In this case, if any group loosely connected with Iran is accused of having carried out a hostile action or if a regional state wishes to start a war with a red flag operation, it would be very easy to involve Iran in a devastating war against U.S. forces.
8- President Trump’s pronouncements on Iran have gyrated at a giddying pace. On Sunday 19 May, after a golf game at his club outside Washington D.C. the President tweeted: “If Iran wants to fight, that will be the official end of Iran.” It is not clear what brought on that genocidal outburst, but fortunately his recent remarks have been much more conciliatory.

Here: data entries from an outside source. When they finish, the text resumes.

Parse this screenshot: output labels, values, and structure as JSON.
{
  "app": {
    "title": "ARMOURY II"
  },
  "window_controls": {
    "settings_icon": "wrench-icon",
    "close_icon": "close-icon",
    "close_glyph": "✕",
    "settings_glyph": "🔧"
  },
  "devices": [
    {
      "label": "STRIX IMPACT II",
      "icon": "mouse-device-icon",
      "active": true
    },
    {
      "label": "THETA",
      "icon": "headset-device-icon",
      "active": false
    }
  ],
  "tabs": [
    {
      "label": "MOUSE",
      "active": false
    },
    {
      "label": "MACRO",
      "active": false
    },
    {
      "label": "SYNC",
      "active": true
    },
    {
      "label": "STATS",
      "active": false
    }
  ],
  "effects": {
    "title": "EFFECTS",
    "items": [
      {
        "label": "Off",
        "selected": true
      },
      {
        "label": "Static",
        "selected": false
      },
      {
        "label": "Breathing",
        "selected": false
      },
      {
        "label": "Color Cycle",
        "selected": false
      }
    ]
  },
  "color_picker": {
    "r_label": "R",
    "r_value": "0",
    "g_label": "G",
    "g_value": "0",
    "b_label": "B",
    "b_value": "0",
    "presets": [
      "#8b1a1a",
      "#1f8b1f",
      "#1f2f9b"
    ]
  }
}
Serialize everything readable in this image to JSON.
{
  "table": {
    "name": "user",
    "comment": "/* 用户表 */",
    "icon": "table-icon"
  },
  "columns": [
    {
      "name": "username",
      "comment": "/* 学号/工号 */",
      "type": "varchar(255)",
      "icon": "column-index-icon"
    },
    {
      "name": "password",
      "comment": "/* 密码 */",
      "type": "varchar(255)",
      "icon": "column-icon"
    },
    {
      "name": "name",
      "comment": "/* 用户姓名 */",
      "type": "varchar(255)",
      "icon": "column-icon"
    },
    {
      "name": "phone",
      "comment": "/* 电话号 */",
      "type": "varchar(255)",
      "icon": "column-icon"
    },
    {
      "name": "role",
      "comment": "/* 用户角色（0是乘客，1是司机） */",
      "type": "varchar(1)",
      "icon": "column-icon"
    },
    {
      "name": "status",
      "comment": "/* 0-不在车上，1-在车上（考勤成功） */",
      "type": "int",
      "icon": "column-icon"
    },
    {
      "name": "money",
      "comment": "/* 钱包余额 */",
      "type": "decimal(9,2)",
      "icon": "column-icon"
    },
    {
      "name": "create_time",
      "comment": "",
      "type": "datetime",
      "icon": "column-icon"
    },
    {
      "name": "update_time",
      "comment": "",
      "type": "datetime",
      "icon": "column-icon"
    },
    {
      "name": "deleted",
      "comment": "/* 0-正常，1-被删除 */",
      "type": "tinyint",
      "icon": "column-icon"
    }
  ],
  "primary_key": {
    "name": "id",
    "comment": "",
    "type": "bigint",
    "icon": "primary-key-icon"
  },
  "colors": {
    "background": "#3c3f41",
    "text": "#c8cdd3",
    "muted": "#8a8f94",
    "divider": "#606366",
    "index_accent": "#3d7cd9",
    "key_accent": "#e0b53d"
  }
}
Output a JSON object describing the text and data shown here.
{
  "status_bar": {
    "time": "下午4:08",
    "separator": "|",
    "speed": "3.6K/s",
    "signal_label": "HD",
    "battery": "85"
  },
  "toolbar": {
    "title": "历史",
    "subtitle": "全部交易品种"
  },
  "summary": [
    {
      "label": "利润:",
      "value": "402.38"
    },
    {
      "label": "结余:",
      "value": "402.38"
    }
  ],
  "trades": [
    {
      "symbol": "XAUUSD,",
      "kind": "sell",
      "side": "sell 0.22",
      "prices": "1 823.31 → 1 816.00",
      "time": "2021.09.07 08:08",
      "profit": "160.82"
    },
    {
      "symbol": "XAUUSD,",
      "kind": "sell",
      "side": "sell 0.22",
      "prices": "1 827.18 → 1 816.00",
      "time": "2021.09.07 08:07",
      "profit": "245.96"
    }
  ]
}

On a visit to Japan over the Memorial Day weekend, President Trump said the U.S. is“not looking for regime change” in Iran. In a press conference with the Japanese Prime Minister Shinzo Abe, the president said: “I am not looking to hurt Iran at all. I am looking to have Iran say no nuclear weapons. We have enough problems in this world right now with nuclear weapons. No nuclear weapons for Iran, and I think we can make a deal. I think Iran again, Iran has tremendous economic potential.” (https://www.juancole.com/2019/05/really-iranian-nuclear.html)
The Japanese prime minister is planning a trip to Tehran next month and he plans to mediate between Iran and the United States.
Let’s hope that these conciliatory words will not be followed by another tweet vowing the elimination of Iran, or by more pronouncements by Ambassador Bolton or Secretary of State Pompeo or officials at the Pentagon about the despatch of more aircraft carrier groups to the Persian Gulf. In the same way that Iran’s intractable nuclear program was resolved through negotiations, other points of contention can also be resolved through dialog, rather than resorting to force.
Bonus video added by Informed Comment: